The democratic slide
- Malaysia signals missing plane carrying 239 including 5 Indians has crashed
- Disquiet in BJP as M M Joshi, Sushma raise questions over selected candidates and seat sharing
- Subrata Roy arrest row: The not-so-beautiful story
- Vajpayee wanted Modi to quit over Gujarat riots, but party said no: Venkaiah Naidu
- Rest in freeze: Is Ashutosh Maharaj 40-day âclinically deadâ or a guru in a very long meditation?
Our politics is becoming home to intolerance, exclusion, sub-democratic solutions
As yet another calendar year comes to an end, two themes are set to dominate public discussions. One is the impending parliamentary election and the other is the economic slide. Incidentally, a decade of UPA rule may also be coming to an end, though an assessment of the last 10 years is not so much about the UPA as it is about the country's democratic institutions and democratic culture.
In a sense, this year represents most of the critical features of political development in the last decade. The inadequacies of the candle-light protests against the December 16 gangrape were thrown into sharp relief as cases of rape continued to be reported. And as if to showcase the plight of women in the public sphere, a former judge of the Supreme Court faces allegations of sexual assault. With half the population constantly facing the threat of indignity and physical insecurity, the country's democratic culture stands deeply flawed. Of course, the political class has dutifully tightened the law pertaining to sexual crimes. But the implementation of laws and, more importantly, the inclusion of women as members of the public remain more remote targets. On the subject of inclusion, can we expect political parties to give more tickets to women candidates this time round or will they hide behind the failure of the women's reservation bill?

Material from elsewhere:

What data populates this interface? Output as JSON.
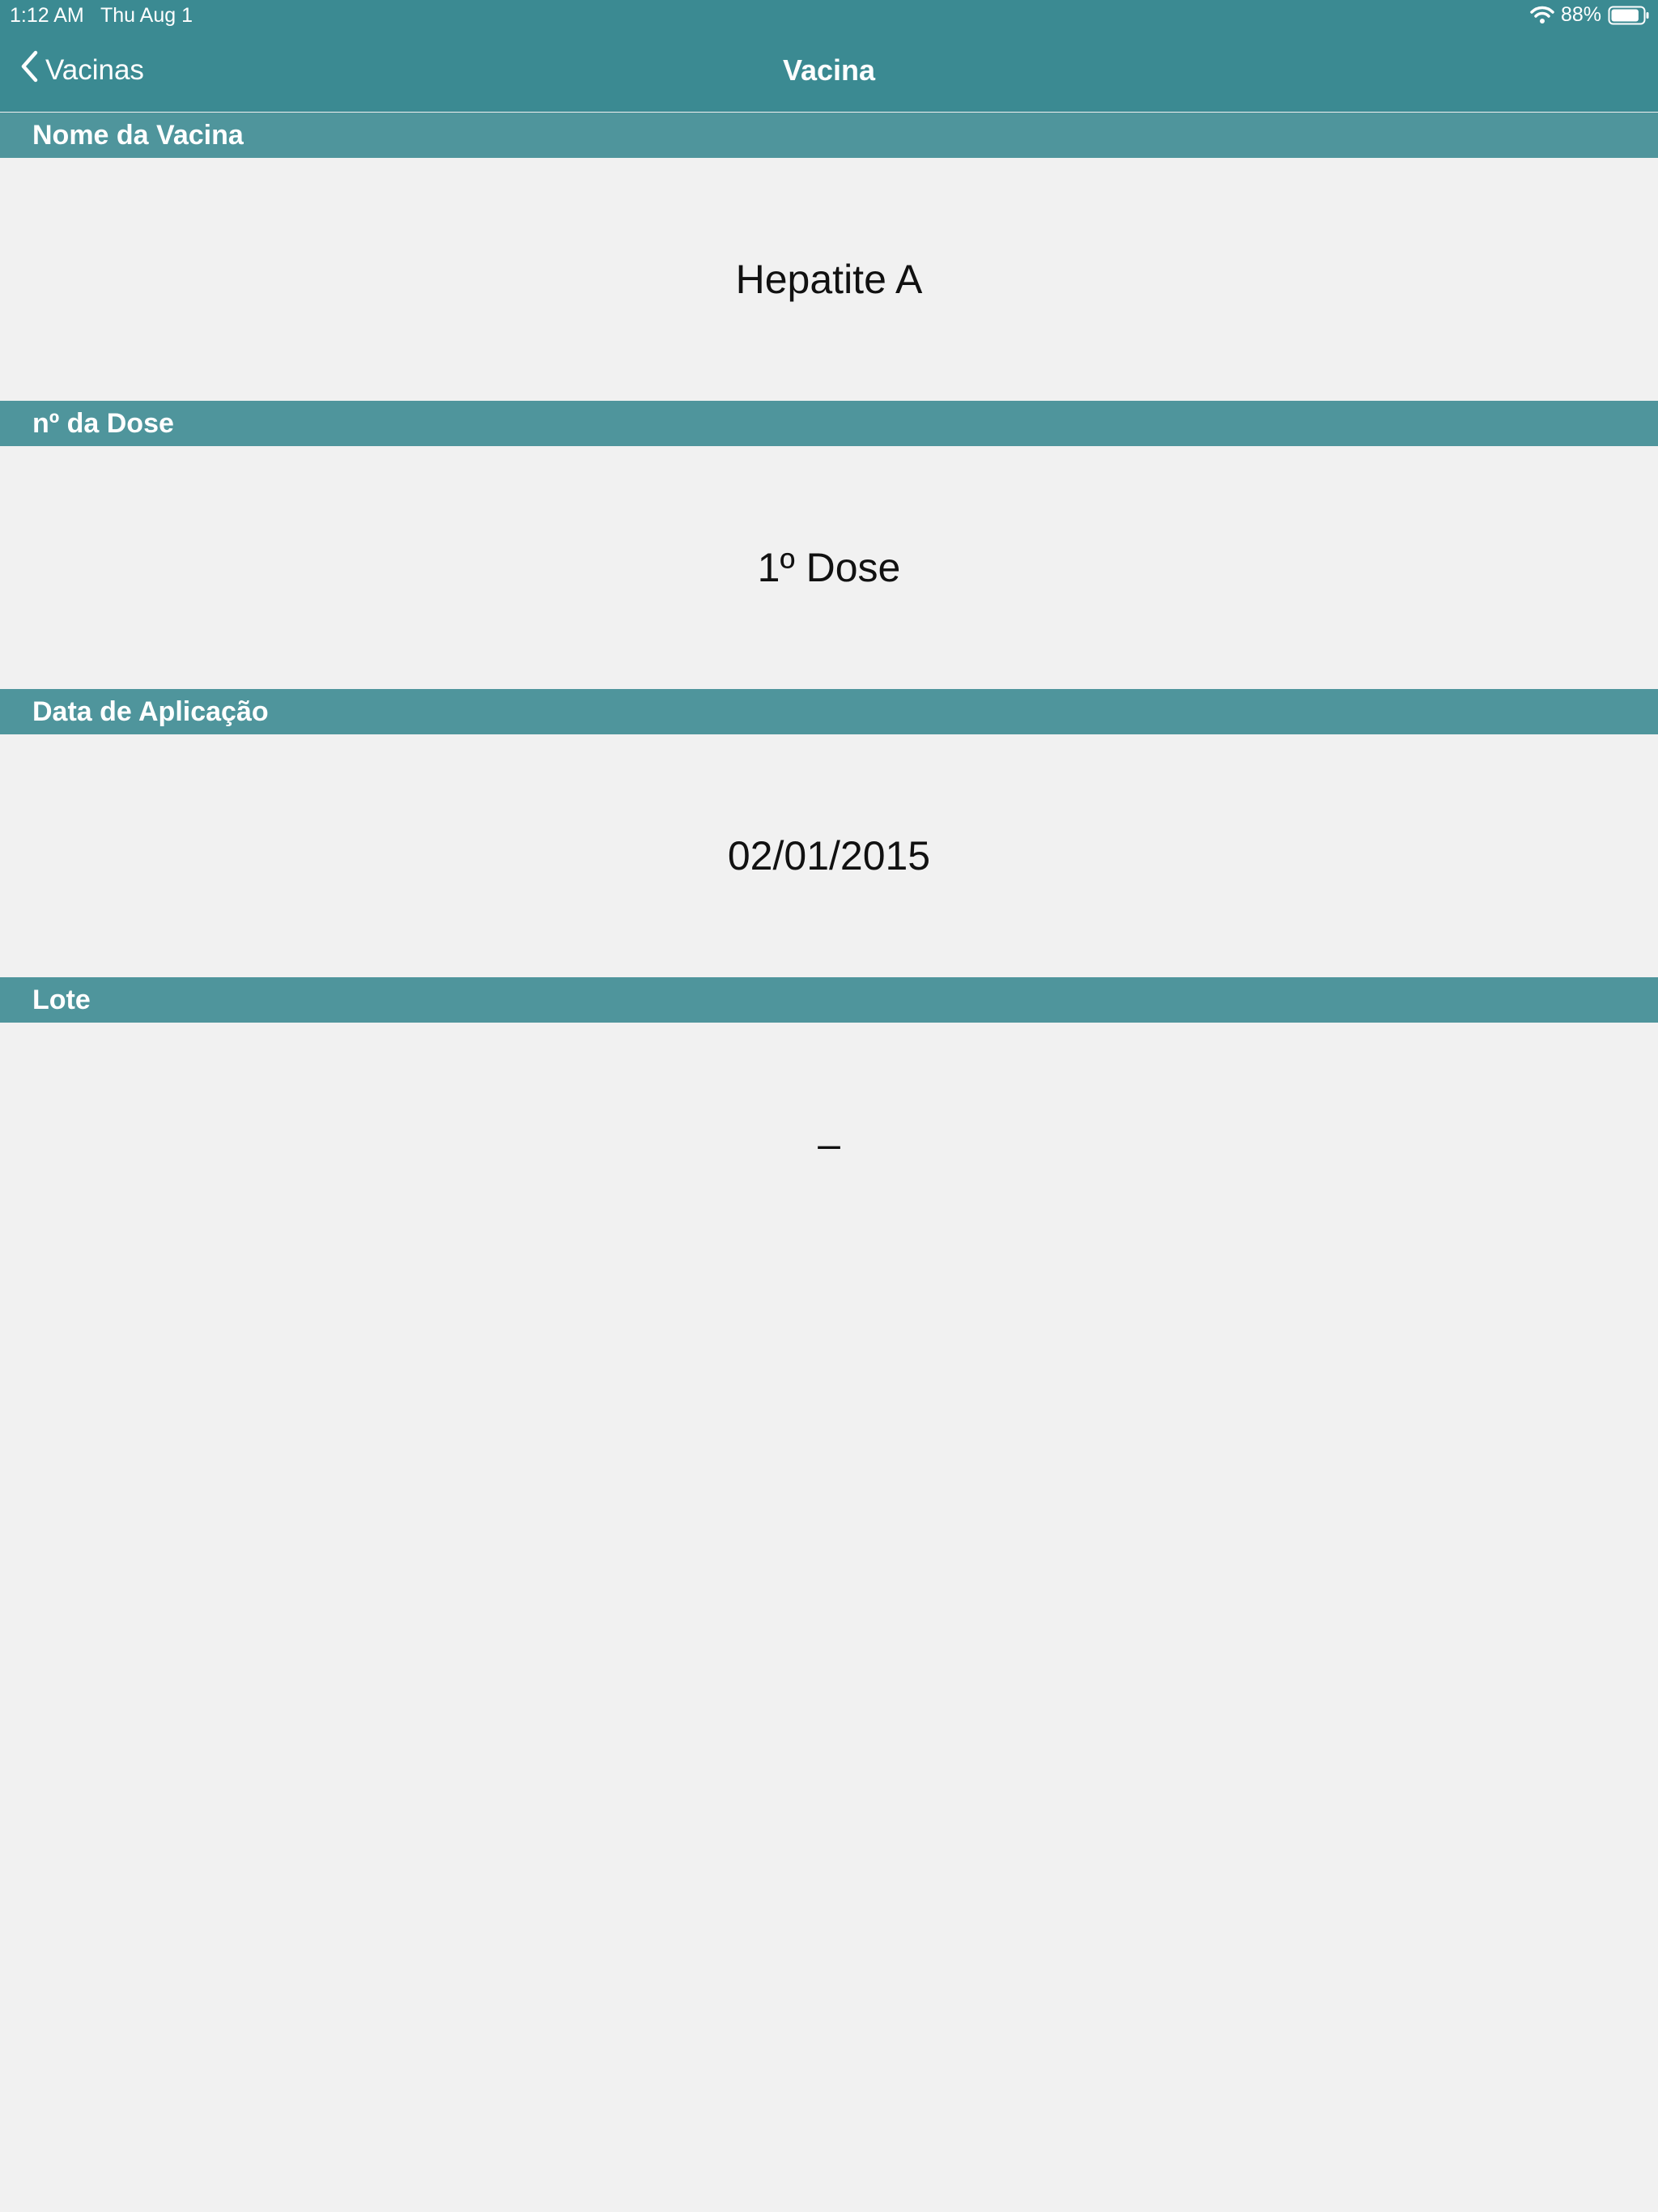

It now seems to be a norm that in order to right every wrong, we need a separate law or separate institutional paraphernalia. So, the political establishment has finally brought in the lokpal. Many from this "establishment" resent the use of terms like political class and political establishment, but the way the issue of crime and corruption was handled by politicians only substantiates the claim that there exists a self-serving clique called the political establishment. Parallelly, throughout the year, we saw ministers, former chief ministers and a host of politicians go to jail (and subsequently get bail). The government nearly managed to nullify the court ruling disqualifying elected representatives found guilty by a trial court. And even as the lokpal bill finally became law, the government of the progressive state of Maharashtra "rejected" the report of an inquiry commission that alleged the involvement of a host of politicians and bureaucrats in a scam. So much for fighting corruption.